Review Summary: Tears into the soul of the listener, either ripping it out or soothing it.
If you really dig deep into a band’s name, you can discover the beliefs and the opinions of the members of the band, and sometimes even the motivation behind their lyrics. If it’s a serious band name, you can also tell that the band members take themselves seriously, and aren’t in the business just to become a joke or laughing stock, whether said band is talented enough. For example, Rise Against infers revolution and going against the grain, and many of the group’s lyrics talk of this. Red’s name comes from blood and passion, and they create very passionate music. Project 86’s name infers being different and willing to stand against corruption, and the group made an entire record (Truthless Heroes
) defying corruption and it’s evils. However, bands like Steel Panther and Limp Bizkit have humorous names, and music that’s at best fun parody, at worse miserable to get through. So when a band called Girugamesh comes along, taken from Final Fantasy character, listeners may be tempted to shut them out as another parody band with a laughable name. But, don’t have a fit of frustration about another parody band. Girugamesh live up to the hype of the FF games, and deserve more than a few listens.
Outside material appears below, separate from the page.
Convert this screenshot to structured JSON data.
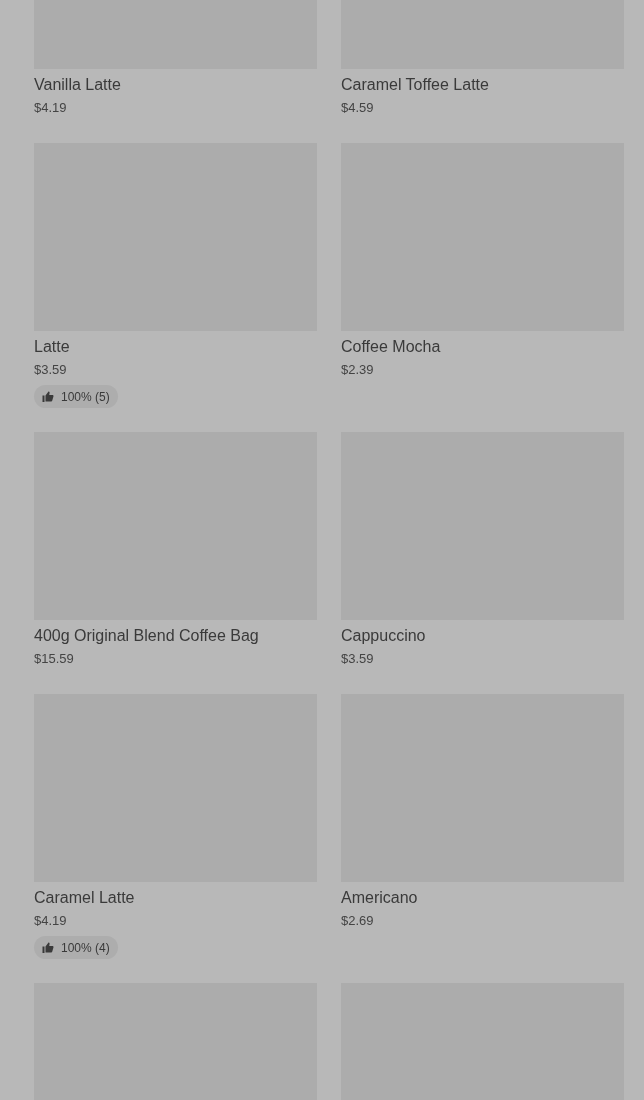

Girugamesh does take a great deal of their core sound from American nu-metal, but don’t let that tune you out. The album bleeds of an angsty, dirty energy rivaled only by early Slipknot, and therefore sounds less like a passing fad and more like what it is: a thirteen-track thrill ride of pure, unrivaled aggression. Vocalist Satoshi has the ability to alternate between demonic growls, soothing cleans, and gut-wrenching screams, tearing into the soul of the listener, and either promptly ripping it out or soothing it. As well as nu-metal, the band incorporates industrial and slight metalcore influences into their sound, at times giving the impression of a heavier Nine Inch Nails. In addition, although the lyrics are in Japanese, don’t let that throw you. Just because you can’t properly pronounce them doesn’t mean they won’t be stuck in your head, and the guys of the band can write a catchy chorus or two.
Speaking of band members, another formidable highlight is guitarist Nii. He switches between crunchy, animalistic riffs, eerie picking, and powerful mini-solos. His riffs shine on tracks like opener “Patchwork”, which is a high-energy, adrenaline-junkie go-to pump-up track with angry growling and thrashing instrumentation, and “Vermillion”, an Underoath-esque song that’s almost overcome by driving distortion and powerful vocals. For quieter moments, look to his picking on “Shiroi Ashiato”, a bluesy song that sounds like a cross between a classic western movie and a modern spy flick. Speaking of “Shiroi”, bassist Shuu has an incredible performance, practically carrying the under-current of the song. The intro to “Crazy Flag” is dominated by his menacing bass line and adrenaline-arousing electronics, and that same down-tuned bass line comes in much later in the song, which is also dominated by a rousing drum performance. On the slower side, “Dance Rock Night” is a pop rock song with a groovy bass line, smooth vocals, and a fast-paced drum beat, as well as more punchy, distorted riffs and slap-and-pop bass. This song probably demonstrates the group’s cohesive chemistry the best out of all the others on the record.
With their second outing, Girugamesh avoided a sophomore slump and pounded through a high-octane, blood-pumping musical journey likely to get any metal/hard rock lover on their feet, headbanging and screaming in pure bliss. Don’t let the band’s nu-metal tendencies get in the way, Girugamesh are an extremely enjoyable listen. Pick up this record, you will not be disappointed.